The good news is that awareness of any biases will alleviate them, and with a few cultural changes within the workplace, you can work towards an inclusive ethos that will improve diversity and accessibility.
Preventing bias through training
The golden rule in anything related to inclusivity or accessibility is- gain awareness first and continue to make it the foundation of your efforts. Preventing unconscious bias is no exception. Train staff so that they have a good solid knowledge of disability, so that it is embedded in their consciousness. This will mean that the more they experience and learn about difference, the less they will create negative connotations to unconscious thoughts. Focus strongly on those people that will be in decision making positions to ensure their potential biases are addressed.
If you do appoint a disability awareness trainer – make sure that person has lived experience of disability themselves. (Read about our services for training here). As I’ve said a hundred times before- make sure all levels of seniority are on board, from C-Level down, and implement training across all departments.
Give managers specific training built around supervision, so that they are equipped with the tools they need to confidently manage and support staff with a disability.
Training also helps dispel myths such as the one about productivity we described at the start of this blog. For example, help your staff to learn that reasonable adjustment needn’t be a budget breaking upheaval- in fact on average it costs just £75! Make them aware that only a small proportion of disabilities can be seen- over 80% are hidden, and 43% of those non-visible disabilities aren’t kept secret- so there may be more people working for the company with disabilities than you know!
Create a Culture shift
Show your staff that inclusivity is not a fleeting HR project, but a shift in cultural identity, and a lifelong commitment to embracing difference. The more staff are aware of the importance of inclusivity, and how accessibility is valued by the company, the more consciously aware they will become, and less likely to be unconsciously bias. Make those changes to your physical building and environments, to your service, your materials, messaging, and services, so that evidence of inclusion becomes apparent in all areas of the business. Keep raising the bar and continue to measure your progress. If you are successful, go further- why not aim for Disability Confident status? And don’t forget to shout about your inclusivity achievements!
If your culture openly embraces disability, the people making decisions will unconsciously be more likely to see a person with a disability as a fitting candidate. They will be more likely to recruit, promote and best support those with disabilities.
Create steering groups
Create conversations and discussions around disability and embed it in all areas of the organisation. You should encourage the staff with disabilities to join a steering group allowing them and others to raise issues, create discussions around policies through meetings and forums. All levels of seniority from various teams should participate. This will help those with disabilities to have a stronger voice, whilst demonstrating to anyone who could potentially have unconscious bias, the true value and importance of maintaining diverse workforce.

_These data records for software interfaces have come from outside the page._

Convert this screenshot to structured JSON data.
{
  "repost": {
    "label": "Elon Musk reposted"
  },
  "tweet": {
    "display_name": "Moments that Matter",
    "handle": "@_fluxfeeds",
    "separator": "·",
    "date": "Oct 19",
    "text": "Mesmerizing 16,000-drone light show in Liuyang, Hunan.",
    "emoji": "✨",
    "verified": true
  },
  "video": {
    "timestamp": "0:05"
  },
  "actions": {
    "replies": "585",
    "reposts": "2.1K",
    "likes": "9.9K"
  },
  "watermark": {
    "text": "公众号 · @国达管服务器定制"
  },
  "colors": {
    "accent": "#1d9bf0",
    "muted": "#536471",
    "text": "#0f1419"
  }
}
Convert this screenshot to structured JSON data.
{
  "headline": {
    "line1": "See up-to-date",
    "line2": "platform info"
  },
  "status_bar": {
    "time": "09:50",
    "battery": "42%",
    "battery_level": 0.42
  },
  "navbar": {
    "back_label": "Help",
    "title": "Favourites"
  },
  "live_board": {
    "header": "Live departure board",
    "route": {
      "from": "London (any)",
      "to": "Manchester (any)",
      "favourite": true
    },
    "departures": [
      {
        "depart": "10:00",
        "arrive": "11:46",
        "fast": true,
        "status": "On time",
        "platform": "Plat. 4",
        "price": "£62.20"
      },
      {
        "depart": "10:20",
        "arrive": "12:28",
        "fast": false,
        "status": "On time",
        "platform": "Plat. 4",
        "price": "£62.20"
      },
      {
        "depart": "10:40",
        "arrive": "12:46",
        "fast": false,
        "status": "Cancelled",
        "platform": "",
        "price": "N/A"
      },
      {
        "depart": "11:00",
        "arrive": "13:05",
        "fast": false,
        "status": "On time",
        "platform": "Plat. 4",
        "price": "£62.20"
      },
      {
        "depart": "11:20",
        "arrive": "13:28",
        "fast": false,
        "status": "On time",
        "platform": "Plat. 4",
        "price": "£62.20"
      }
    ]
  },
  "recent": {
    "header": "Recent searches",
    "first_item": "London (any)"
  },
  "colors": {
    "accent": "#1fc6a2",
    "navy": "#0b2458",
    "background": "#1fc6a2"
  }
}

Become aware of unconscious decisions
Finally, why not roll out Unconscious Bias Training across all teams, especially for those involved in recruitment? On a basic course, they will learn what it is and how it can influence our decisions and behaviours. There are a multitude of trainers, online, in-house, CPD approved etc, and they offer short courses for a reasonable price. After all, as soon as our awareness of an unconscious thought process is awakened, we are more likely to stop, before we make decisions to ask ourselves- why?
CHRIS JAY, MANAGING DIRECTOR – BASCULE DISABILITY TRAINING
 Disability: A Research Study on Unconscious Bias report by ENEI (2014),